EXERCISE => The records are to be restated in their entirety, word for word.

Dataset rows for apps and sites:

● ● ●

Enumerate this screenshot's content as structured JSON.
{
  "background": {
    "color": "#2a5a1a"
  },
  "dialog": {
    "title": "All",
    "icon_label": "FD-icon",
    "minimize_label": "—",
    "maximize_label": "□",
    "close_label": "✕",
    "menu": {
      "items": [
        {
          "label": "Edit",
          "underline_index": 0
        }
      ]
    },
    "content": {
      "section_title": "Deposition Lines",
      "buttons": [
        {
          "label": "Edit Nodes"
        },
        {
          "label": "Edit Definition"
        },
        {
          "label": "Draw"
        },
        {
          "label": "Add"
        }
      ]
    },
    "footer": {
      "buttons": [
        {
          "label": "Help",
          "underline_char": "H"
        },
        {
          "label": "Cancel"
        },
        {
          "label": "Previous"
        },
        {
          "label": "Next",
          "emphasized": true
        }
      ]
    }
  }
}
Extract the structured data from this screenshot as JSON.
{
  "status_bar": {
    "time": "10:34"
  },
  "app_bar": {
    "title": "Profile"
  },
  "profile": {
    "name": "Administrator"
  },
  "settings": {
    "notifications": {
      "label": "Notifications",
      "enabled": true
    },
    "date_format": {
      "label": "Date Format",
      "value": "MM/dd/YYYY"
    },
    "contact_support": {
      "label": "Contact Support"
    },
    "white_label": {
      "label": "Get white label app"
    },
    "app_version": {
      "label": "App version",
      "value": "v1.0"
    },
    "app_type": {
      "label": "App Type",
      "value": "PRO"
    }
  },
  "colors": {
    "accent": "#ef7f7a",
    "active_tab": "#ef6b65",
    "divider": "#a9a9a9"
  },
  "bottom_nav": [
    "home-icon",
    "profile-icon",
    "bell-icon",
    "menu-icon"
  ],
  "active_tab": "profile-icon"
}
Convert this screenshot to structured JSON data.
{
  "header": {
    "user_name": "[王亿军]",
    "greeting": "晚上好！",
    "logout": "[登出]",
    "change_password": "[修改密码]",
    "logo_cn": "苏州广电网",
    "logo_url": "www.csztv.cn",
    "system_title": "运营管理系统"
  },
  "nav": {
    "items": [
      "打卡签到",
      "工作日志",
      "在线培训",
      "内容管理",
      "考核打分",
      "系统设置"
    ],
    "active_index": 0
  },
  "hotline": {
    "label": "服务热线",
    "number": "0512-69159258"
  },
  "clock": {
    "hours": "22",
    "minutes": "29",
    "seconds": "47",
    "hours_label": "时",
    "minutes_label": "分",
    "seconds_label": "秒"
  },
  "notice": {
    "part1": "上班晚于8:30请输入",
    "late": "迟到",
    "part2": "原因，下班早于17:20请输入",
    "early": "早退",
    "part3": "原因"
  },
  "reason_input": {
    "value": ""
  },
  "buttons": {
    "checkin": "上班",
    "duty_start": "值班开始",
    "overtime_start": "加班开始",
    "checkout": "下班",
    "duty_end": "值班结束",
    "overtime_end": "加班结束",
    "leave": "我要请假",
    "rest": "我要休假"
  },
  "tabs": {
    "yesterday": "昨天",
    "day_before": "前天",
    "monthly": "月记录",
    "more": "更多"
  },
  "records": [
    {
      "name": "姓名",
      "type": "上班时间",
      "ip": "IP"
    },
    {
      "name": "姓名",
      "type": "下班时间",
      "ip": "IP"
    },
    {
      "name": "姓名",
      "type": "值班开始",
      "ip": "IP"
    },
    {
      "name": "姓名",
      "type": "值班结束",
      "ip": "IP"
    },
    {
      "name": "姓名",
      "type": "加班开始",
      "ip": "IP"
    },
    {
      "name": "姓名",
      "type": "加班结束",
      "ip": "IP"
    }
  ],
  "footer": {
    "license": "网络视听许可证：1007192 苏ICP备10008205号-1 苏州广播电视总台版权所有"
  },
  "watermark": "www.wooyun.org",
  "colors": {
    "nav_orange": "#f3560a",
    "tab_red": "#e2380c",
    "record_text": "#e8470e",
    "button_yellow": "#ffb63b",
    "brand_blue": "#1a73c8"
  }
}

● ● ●

TASK ANSWER =>
Enumerate this screenshot's content as structured JSON.
{
  "background": {
    "color": "#2a5a1a"
  },
  "dialog": {
    "title": "All",
    "icon_label": "FD-icon",
    "minimize_label": "—",
    "maximize_label": "□",
    "close_label": "✕",
    "menu": {
      "items": [
        {
          "label": "Edit",
          "underline_index": 0
        }
      ]
    },
    "content": {
      "section_title": "Deposition Lines",
      "buttons": [
        {
          "label": "Edit Nodes"
        },
        {
          "label": "Edit Definition"
        },
        {
          "label": "Draw"
        },
        {
          "label": "Add"
        }
      ]
    },
    "footer": {
      "buttons": [
        {
          "label": "Help",
          "underline_char": "H"
        },
        {
          "label": "Cancel"
        },
        {
          "label": "Previous"
        },
        {
          "label": "Next",
          "emphasized": true
        }
      ]
    }
  }
}
Extract the structured data from this screenshot as JSON.
{
  "status_bar": {
    "time": "10:34"
  },
  "app_bar": {
    "title": "Profile"
  },
  "profile": {
    "name": "Administrator"
  },
  "settings": {
    "notifications": {
      "label": "Notifications",
      "enabled": true
    },
    "date_format": {
      "label": "Date Format",
      "value": "MM/dd/YYYY"
    },
    "contact_support": {
      "label": "Contact Support"
    },
    "white_label": {
      "label": "Get white label app"
    },
    "app_version": {
      "label": "App version",
      "value": "v1.0"
    },
    "app_type": {
      "label": "App Type",
      "value": "PRO"
    }
  },
  "colors": {
    "accent": "#ef7f7a",
    "active_tab": "#ef6b65",
    "divider": "#a9a9a9"
  },
  "bottom_nav": [
    "home-icon",
    "profile-icon",
    "bell-icon",
    "menu-icon"
  ],
  "active_tab": "profile-icon"
}
Convert this screenshot to structured JSON data.
{
  "header": {
    "user_name": "[王亿军]",
    "greeting": "晚上好！",
    "logout": "[登出]",
    "change_password": "[修改密码]",
    "logo_cn": "苏州广电网",
    "logo_url": "www.csztv.cn",
    "system_title": "运营管理系统"
  },
  "nav": {
    "items": [
      "打卡签到",
      "工作日志",
      "在线培训",
      "内容管理",
      "考核打分",
      "系统设置"
    ],
    "active_index": 0
  },
  "hotline": {
    "label": "服务热线",
    "number": "0512-69159258"
  },
  "clock": {
    "hours": "22",
    "minutes": "29",
    "seconds": "47",
    "hours_label": "时",
    "minutes_label": "分",
    "seconds_label": "秒"
  },
  "notice": {
    "part1": "上班晚于8:30请输入",
    "late": "迟到",
    "part2": "原因，下班早于17:20请输入",
    "early": "早退",
    "part3": "原因"
  },
  "reason_input": {
    "value": ""
  },
  "buttons": {
    "checkin": "上班",
    "duty_start": "值班开始",
    "overtime_start": "加班开始",
    "checkout": "下班",
    "duty_end": "值班结束",
    "overtime_end": "加班结束",
    "leave": "我要请假",
    "rest": "我要休假"
  },
  "tabs": {
    "yesterday": "昨天",
    "day_before": "前天",
    "monthly": "月记录",
    "more": "更多"
  },
  "records": [
    {
      "name": "姓名",
      "type": "上班时间",
      "ip": "IP"
    },
    {
      "name": "姓名",
      "type": "下班时间",
      "ip": "IP"
    },
    {
      "name": "姓名",
      "type": "值班开始",
      "ip": "IP"
    },
    {
      "name": "姓名",
      "type": "值班结束",
      "ip": "IP"
    },
    {
      "name": "姓名",
      "type": "加班开始",
      "ip": "IP"
    },
    {
      "name": "姓名",
      "type": "加班结束",
      "ip": "IP"
    }
  ],
  "footer": {
    "license": "网络视听许可证：1007192 苏ICP备10008205号-1 苏州广播电视总台版权所有"
  },
  "watermark": "www.wooyun.org",
  "colors": {
    "nav_orange": "#f3560a",
    "tab_red": "#e2380c",
    "record_text": "#e8470e",
    "button_yellow": "#ffb63b",
    "brand_blue": "#1a73c8"
  }
}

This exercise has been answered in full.